Acknowledgments vii A Note on the Translation ix Preface to the Paperback Edition xi Introduction by Daniel A. Bell 1 PART I: Ancient Chinese Thought, Modern Chinese Power Chapter 1: A Comparative Study of Pre-Qin Interstate Political Philosophy byYan Xuetong 21 Chapter 2: Xunzi's Interstate Political Philosophy and Its Message for Today by Yan Xuetong 70 Chapter 3: Hegemony in The Stratagems of the Warring States by Yan Xuetong and Huang Yuxing 107 PART II: Comments Chapter 4: An Examination of the Research Theory of Pre-Qin Interstate Political Philosophy byYang Qianru 147 Chapter 5: The Two Poles of Confucianism: A Comparison of the Interstate Political Philosophies of Mencius and Xunzi by Xu Jin 161 Chapter 6: Political Hegemony in Ancient China: A Review of "Hegemony in The Stratagems of the Warring States" by Wang Rihua 181 PART III: Response to the Commentators Chapter 7: Pre-Qin Philosophy and China's Rise Today by Yan Xuetong 199 Appendix 1: The Spring and Autumn and Warring States Periods and the Pre-Qin Masters by Xu Jin 223 Appendix 2: Yan Xuetong: A Realist Scholar Clinging to Scientific Prediction by Lu Xin 229 Appendix 3: Why Is There No Chinese School of International Relations Theory? By Yan Xuetong 252 Notes 261 Select Bibliography 283 Contributors 291 Index 293

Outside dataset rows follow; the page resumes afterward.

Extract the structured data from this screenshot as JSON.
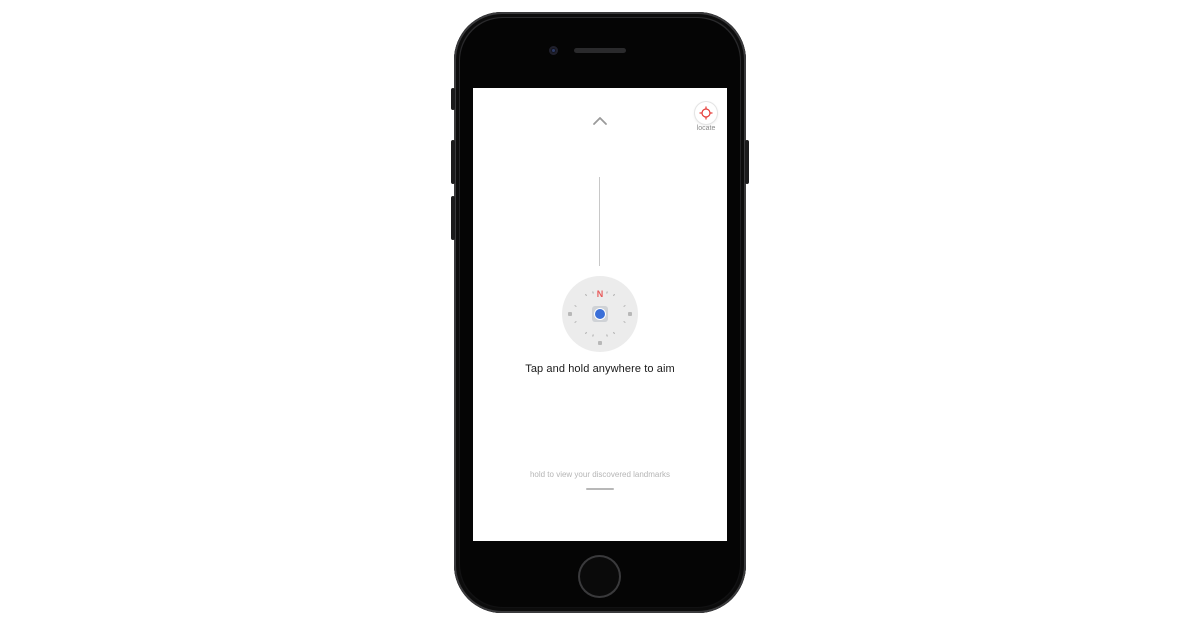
{
  "screen": {
    "top_chevron_icon": "chevron-up-icon",
    "locate": {
      "icon": "crosshair-icon",
      "label": "locate",
      "icon_color": "#e53935"
    },
    "compass": {
      "north_label": "N",
      "north_color": "#e85a5a",
      "position_dot_color": "#3a6fd8"
    },
    "instruction_text": "Tap and hold anywhere to aim",
    "landmarks_hint": "hold to view your discovered landmarks"
  }
}
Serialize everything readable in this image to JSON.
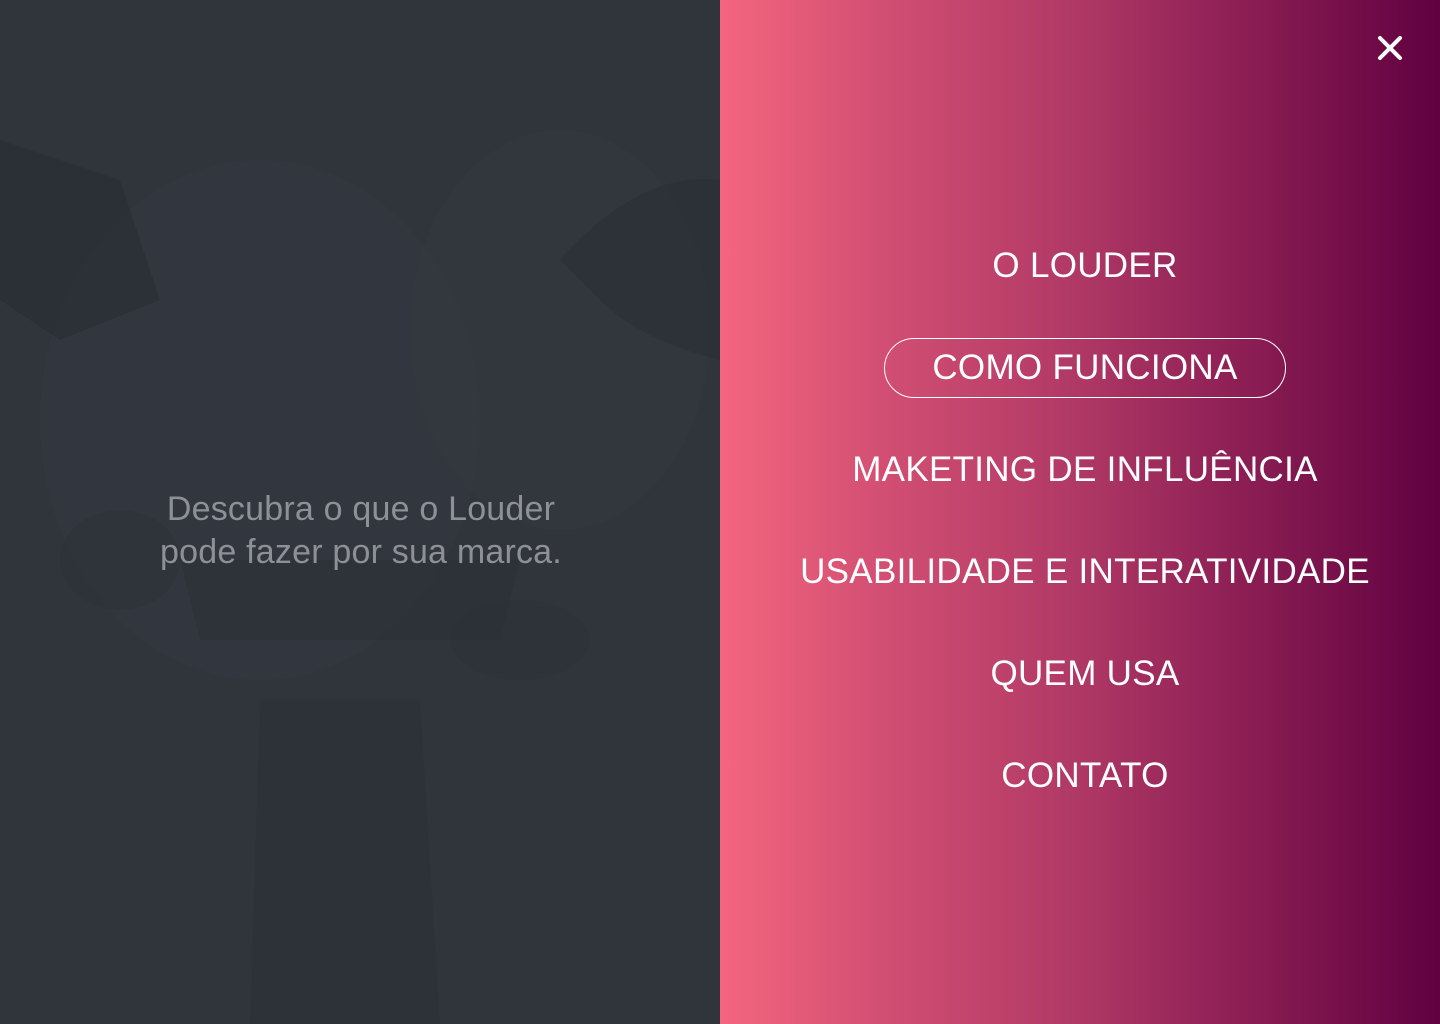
{
  "left_panel": {
    "tagline_line1": "Descubra o que o Louder",
    "tagline_line2": "pode fazer por sua marca."
  },
  "close_button": {
    "icon": "close-icon"
  },
  "menu": {
    "active_index": 1,
    "items": [
      {
        "label": "O LOUDER"
      },
      {
        "label": "COMO FUNCIONA"
      },
      {
        "label": "MAKETING DE INFLUÊNCIA"
      },
      {
        "label": "USABILIDADE E INTERATIVIDADE"
      },
      {
        "label": "QUEM USA"
      },
      {
        "label": "CONTATO"
      }
    ]
  },
  "colors": {
    "left_bg": "#2b2f35",
    "gradient_start": "#f4667f",
    "gradient_end": "#600140",
    "menu_text": "#ffffff",
    "tagline_text": "#8d9096"
  }
}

Yan Xuetong is professor of political science and director of the Institute of International Studies at Tsinghua University in Beijing. His many books include "The Rise of China and Its Strategy", "International Politics and China", and "American Hegemony and China's Security".
"Fascinating."--Timothy Garton Ash, Guardian "A path-breaking project."--Hang Lin, Politics and Religion Journal "[T]his collection of essays, mostly by Beijing-based foreign affairs expert and academic Yan Xuetong and beautifully translated by Edmund Ryden, is thought-provoking and worth looking at."--Kerry Brown, Asian Affairs "A bold attempt to introduce ancient Chinese perspectives on international relations theory, Yan Xuetong's book is a timely contribution to the literature relevant to China's rise in the international stage."--Lik Hang Tsui, Journal of International and Global Studies "This book is a valuable addition to our knowledge of the way in which influential intellectuals are thinking in the People's Republic, and shows once more their recognition of problems and contradictions often overlooked in the West confronted by China's rise."--Jonathan Fenby, Times Higher Education "Yan, a professor at Tsinghua University and one of China's most influential foreign policy analysts and theorists of international relations, has given us an innovative and thought-provoking analysis of ancient Chinese philosophy."--Bart Dessein, Journal of Chinese Philosophy "[I] found Dr. Henry A. Kissinger's comment that it is 'a fascinating study' very much to the point... Given China's growing influence in the world right now, the work should no doubt have a wider readership than might appear the case prima facie. Princeton University Press should be congratulated on producing such a handsome volume. It can be highly recommended for library purchase in its hardback edition."--Malcolm Warner, Asia Pacific Business Review "[F]or those who welcome a China that is increasingly active at the global level, as well as for those who do not, it seems the time is right to thoroughly engage with the ideas and proposals of prominent Chinese thinkers today like Yan Xuetong. By putting his grand vision for a Chinese 'superpower modelled on humane authority' to the test before it becomes a possible political reality, we will have gained a greater appreciation of China's cultural heritage and, following that, a glimpse at its possible political future."--Mark Chou, Australian Review of Public Affairs "While parts of this nicely translated book might be too specific for the general reader, the volume provides stimulating insights not only into the rich world of ancient Chinese thought, but also into the way contemporary Chinese thinkers see the world today. In this respect, the excellent introduction by Daniel Bell and a long interview with Xuetong in the appendix are especially rewarding."--Michael Rochlitz, Political Studies Review "Ancient Chinese Thought mixes rich historical analysis with modern policy prescription... Yan's work stands out due to the additional leverage he gains from new historical interpretation, from the relevance of his thesis on political legitimacy to domestic politics in a transitioning China, and from the contribution his new approach makes to what might be considered an emerging 'Chinese School' of international relations."--Brock F. Tessman, Perspectives on Politics